Byline: Gary Alexander
I read the story, “Port of Los Angeles Offers Engine Replacement Program” (in the May 24-June 6 issue), with a great deal of interest.
I have often wondered just how much pollution is emitted on an average day by those old-technology two-stroke gasoline-powered outboards that so many dinghies and tenders still have. They are relatively cheap little leaky smoke-pots, yet their continued existence seems to leave a big ugly environmentally toxic footprint.
The Port of Los Angeles’ idea to induce boat owners at its marinas to replace these troublesome little kickers — by covering 75 percent of the replacement cost up to $2,000 — sounds like a win/win for everyone involved. The port cuts its overall pollution level (which makes government regulators happy), and owners get new, trouble-free four-stroke engines that don’t cause an environmentalist’s nightmare every time they start up.
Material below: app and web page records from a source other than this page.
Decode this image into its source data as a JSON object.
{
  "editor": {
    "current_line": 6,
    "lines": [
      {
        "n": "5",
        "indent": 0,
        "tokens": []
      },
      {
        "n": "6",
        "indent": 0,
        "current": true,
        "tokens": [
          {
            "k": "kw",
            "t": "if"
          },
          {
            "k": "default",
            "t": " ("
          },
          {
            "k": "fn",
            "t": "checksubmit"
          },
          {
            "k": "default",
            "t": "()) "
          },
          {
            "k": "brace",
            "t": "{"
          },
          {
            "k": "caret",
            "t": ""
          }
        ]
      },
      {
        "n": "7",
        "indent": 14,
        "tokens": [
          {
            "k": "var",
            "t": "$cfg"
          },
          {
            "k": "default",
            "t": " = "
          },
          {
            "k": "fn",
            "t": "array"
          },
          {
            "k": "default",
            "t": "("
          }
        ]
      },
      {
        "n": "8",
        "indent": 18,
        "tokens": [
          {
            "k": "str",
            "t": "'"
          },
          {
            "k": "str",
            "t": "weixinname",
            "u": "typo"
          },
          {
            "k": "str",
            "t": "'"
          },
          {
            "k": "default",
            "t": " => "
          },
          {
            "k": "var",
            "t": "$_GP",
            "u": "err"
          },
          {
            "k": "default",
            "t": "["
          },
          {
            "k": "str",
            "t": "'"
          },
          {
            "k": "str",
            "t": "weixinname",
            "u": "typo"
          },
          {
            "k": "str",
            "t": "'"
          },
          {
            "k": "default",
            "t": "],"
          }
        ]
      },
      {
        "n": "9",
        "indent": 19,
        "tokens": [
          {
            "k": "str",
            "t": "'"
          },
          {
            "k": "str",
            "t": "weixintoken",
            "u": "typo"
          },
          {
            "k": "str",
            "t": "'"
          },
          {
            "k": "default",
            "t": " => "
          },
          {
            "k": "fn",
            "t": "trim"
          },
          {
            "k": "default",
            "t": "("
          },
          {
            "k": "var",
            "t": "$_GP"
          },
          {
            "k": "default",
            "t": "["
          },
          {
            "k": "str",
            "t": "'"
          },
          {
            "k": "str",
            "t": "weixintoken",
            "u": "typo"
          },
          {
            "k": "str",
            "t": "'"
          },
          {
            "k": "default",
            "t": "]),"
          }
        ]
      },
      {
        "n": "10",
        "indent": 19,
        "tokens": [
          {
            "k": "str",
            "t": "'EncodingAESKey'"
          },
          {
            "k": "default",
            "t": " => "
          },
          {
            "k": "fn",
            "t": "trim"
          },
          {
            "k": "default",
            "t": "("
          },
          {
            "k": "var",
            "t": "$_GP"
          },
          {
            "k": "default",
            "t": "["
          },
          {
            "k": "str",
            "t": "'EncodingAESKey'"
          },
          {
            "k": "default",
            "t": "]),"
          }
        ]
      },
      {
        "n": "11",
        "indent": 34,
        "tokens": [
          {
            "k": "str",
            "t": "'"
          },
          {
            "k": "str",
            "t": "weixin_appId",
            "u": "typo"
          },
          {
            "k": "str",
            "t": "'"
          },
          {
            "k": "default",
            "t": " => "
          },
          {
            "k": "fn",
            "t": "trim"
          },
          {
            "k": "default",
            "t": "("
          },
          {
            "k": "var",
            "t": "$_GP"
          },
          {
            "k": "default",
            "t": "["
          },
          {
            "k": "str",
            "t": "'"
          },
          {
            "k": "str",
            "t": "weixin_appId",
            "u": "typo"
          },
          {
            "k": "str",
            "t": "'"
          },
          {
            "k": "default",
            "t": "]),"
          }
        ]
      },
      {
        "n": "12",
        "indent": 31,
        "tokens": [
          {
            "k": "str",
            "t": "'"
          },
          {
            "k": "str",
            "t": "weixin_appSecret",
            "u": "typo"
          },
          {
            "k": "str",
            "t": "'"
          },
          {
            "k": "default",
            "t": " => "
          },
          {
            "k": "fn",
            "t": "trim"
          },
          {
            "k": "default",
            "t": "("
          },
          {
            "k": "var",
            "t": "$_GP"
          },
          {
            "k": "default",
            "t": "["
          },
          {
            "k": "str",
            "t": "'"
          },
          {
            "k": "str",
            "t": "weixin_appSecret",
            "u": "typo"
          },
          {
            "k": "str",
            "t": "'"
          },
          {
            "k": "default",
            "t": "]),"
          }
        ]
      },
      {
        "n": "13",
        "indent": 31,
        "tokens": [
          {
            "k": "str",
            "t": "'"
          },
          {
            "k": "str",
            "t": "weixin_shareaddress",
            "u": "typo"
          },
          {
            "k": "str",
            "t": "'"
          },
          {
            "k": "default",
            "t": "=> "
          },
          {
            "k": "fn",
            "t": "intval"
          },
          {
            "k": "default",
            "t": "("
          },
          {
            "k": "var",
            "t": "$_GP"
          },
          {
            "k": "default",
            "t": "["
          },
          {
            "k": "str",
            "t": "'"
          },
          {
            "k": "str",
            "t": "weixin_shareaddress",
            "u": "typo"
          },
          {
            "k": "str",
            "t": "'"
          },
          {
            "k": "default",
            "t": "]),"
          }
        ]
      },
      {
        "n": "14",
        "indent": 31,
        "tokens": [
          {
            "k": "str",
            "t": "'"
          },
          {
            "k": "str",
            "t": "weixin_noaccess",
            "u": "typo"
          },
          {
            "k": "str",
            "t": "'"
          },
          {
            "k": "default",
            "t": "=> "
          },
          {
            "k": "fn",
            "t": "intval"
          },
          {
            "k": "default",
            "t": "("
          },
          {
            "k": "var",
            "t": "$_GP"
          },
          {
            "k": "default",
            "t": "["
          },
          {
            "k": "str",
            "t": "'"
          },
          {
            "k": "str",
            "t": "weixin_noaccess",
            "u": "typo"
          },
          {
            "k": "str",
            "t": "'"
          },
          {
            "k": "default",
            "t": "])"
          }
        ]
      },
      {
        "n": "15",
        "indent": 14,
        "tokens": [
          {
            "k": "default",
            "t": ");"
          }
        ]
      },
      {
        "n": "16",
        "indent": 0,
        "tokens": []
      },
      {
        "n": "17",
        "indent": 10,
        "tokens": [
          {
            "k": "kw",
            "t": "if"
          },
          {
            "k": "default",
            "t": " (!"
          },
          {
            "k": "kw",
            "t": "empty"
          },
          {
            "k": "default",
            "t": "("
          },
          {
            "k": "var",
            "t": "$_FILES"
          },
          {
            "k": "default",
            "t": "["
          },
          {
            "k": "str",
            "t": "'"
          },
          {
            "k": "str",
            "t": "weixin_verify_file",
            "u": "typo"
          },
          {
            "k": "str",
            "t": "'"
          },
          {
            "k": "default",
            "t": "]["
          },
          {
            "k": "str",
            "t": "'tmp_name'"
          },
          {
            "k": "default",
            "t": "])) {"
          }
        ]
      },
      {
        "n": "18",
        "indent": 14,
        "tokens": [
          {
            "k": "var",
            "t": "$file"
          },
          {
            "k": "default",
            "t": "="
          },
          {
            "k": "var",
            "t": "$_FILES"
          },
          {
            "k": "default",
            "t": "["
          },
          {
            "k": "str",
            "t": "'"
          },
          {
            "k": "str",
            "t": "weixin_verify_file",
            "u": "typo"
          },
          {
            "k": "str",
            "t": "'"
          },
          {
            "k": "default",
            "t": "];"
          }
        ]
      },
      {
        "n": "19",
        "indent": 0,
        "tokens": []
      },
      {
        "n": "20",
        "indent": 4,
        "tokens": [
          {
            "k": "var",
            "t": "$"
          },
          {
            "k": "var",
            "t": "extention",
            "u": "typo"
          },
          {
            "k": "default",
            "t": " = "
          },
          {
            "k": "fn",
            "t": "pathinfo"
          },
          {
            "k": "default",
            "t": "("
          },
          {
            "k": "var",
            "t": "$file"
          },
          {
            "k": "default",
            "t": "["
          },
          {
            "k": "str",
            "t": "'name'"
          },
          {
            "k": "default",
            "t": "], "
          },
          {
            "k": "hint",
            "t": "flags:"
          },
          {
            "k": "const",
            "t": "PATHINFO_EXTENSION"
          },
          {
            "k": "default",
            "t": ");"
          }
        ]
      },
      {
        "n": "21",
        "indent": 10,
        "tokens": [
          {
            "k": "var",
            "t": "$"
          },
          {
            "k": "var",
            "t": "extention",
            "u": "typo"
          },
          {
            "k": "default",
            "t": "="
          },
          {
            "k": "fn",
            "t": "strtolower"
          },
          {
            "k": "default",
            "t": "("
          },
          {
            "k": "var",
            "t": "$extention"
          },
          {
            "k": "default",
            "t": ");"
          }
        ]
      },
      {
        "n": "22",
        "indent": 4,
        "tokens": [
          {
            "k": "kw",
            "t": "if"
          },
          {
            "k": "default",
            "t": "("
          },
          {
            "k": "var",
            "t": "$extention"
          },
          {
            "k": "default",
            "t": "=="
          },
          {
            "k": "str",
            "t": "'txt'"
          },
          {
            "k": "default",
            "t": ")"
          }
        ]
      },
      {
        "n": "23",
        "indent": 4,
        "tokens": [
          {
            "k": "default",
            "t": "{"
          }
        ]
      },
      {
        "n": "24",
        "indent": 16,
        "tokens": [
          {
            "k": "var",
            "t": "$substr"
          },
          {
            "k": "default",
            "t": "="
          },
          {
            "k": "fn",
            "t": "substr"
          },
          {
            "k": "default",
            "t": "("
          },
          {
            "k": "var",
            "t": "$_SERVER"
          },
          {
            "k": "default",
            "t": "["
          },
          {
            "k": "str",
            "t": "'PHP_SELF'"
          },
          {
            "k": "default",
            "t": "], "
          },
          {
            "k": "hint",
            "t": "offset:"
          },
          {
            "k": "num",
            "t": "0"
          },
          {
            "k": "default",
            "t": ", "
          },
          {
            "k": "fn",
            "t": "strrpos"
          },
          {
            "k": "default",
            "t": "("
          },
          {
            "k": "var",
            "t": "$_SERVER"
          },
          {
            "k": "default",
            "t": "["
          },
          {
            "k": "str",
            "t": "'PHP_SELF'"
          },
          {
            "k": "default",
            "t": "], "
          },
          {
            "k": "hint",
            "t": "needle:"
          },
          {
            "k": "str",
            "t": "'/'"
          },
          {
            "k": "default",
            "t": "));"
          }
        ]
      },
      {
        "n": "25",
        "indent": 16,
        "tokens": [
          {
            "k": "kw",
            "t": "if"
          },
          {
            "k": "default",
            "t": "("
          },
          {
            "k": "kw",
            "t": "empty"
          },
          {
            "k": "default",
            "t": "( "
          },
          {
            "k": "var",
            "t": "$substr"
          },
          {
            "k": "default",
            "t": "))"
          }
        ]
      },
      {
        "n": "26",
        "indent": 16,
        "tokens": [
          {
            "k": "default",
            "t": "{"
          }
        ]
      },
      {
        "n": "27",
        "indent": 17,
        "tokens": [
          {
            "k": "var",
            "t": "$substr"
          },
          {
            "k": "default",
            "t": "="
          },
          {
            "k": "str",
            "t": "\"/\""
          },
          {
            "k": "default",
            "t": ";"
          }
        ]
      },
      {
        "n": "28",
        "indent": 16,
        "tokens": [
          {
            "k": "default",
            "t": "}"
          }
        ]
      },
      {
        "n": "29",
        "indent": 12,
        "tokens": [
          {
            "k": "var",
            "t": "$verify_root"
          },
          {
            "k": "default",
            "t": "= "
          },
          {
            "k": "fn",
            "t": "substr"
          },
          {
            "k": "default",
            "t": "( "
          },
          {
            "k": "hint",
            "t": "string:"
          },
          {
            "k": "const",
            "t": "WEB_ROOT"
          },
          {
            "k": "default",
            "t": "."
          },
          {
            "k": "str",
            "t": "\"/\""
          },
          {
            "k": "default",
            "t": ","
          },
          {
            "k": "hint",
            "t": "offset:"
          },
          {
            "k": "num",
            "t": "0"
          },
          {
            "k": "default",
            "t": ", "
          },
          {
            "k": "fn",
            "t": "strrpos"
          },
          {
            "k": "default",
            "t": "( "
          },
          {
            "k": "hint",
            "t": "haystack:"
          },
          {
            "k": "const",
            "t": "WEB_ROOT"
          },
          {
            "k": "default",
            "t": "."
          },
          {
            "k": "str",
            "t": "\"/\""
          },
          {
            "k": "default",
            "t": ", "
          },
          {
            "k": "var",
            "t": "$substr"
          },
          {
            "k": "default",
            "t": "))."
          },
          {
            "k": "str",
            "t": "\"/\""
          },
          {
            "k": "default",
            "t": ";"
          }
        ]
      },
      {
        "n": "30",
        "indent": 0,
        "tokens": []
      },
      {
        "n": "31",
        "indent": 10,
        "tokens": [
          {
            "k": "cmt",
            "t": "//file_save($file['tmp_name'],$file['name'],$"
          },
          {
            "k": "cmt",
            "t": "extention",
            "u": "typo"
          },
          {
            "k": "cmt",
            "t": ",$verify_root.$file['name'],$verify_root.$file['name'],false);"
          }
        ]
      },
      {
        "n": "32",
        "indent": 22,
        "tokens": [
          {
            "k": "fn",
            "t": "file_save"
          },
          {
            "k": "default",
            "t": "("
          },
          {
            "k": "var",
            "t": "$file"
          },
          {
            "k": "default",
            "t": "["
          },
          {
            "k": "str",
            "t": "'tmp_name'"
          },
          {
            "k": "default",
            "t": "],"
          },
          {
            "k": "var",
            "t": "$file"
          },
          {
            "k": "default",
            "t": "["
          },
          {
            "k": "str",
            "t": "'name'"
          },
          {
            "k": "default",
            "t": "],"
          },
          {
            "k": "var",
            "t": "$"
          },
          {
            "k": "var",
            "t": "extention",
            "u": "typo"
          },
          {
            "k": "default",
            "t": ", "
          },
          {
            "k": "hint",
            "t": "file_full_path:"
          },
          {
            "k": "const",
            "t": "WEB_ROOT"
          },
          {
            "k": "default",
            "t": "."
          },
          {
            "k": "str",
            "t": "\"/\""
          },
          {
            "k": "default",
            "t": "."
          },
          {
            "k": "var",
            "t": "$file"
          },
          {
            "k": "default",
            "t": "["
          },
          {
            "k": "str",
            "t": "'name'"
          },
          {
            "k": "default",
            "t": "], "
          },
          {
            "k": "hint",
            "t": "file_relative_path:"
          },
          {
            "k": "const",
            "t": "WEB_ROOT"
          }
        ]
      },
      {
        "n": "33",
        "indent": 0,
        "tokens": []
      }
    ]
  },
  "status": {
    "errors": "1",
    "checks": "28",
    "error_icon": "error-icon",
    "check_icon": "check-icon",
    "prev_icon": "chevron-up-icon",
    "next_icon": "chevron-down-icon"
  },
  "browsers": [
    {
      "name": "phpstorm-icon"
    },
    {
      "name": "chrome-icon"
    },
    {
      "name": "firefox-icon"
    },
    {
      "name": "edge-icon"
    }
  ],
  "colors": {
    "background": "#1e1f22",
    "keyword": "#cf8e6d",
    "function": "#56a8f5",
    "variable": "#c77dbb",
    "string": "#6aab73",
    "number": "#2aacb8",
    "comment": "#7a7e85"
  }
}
With the port’s assessment on whether the engine is a practical solution in each applicant’s boating situation and a one-year minimum tracking agreement, with the boater having to agree to maintain the engine at a Port of Los Angeles marina, the program sounds like a great approach to an existing problem.